> _Listed records_

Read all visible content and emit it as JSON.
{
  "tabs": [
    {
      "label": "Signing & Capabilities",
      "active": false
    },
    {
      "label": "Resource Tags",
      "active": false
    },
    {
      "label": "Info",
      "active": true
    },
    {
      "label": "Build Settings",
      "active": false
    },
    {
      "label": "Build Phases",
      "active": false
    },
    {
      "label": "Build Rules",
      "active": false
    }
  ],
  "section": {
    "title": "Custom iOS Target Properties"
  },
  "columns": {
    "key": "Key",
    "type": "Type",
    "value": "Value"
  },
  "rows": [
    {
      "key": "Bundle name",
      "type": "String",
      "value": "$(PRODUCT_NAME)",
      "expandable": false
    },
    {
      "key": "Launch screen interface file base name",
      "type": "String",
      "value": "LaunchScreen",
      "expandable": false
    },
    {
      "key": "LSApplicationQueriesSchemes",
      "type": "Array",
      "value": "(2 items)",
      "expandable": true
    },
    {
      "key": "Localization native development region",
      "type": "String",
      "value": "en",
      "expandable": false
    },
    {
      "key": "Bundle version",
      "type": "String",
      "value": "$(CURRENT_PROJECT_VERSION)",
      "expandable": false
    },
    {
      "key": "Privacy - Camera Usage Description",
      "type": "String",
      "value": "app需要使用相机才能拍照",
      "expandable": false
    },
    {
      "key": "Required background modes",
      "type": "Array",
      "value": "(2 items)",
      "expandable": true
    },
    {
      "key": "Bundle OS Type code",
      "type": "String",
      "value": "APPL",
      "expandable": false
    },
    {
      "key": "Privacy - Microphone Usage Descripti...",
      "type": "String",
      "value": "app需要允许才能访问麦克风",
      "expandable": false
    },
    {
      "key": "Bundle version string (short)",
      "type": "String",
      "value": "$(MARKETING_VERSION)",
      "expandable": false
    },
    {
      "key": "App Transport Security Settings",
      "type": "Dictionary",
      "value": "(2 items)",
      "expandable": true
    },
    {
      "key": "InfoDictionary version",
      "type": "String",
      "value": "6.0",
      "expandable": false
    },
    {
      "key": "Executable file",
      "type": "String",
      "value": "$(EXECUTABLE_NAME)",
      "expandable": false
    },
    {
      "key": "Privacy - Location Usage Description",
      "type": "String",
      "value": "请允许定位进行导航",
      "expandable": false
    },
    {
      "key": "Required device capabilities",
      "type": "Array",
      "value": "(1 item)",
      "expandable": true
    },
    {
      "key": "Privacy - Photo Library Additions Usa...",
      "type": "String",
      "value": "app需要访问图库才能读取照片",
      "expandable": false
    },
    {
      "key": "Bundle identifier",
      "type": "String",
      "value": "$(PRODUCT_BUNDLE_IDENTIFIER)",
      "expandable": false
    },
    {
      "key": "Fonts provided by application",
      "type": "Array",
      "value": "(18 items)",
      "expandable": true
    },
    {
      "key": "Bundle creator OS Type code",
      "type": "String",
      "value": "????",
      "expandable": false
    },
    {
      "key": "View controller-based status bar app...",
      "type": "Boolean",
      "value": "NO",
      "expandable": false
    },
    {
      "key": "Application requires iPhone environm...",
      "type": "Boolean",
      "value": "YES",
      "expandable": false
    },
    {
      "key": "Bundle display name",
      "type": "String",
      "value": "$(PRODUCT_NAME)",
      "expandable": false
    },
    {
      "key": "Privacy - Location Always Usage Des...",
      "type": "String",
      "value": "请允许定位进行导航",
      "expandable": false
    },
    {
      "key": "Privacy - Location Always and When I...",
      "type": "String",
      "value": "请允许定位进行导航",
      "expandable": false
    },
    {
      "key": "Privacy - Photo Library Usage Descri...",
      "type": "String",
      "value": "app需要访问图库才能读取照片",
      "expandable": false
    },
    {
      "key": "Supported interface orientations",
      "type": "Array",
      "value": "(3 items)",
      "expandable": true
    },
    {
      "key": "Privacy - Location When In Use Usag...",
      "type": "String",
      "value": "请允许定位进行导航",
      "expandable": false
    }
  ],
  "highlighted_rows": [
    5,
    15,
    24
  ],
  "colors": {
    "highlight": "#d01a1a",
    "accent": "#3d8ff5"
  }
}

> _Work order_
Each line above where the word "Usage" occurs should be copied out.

> _Task output_
      "key": "Privacy - Camera Usage Description",
      "key": "Privacy - Microphone Usage Descripti...",
      "key": "Privacy - Location Usage Description",
      "key": "Privacy - Location Always Usage Des...",
      "key": "Privacy - Photo Library Usage Descri...",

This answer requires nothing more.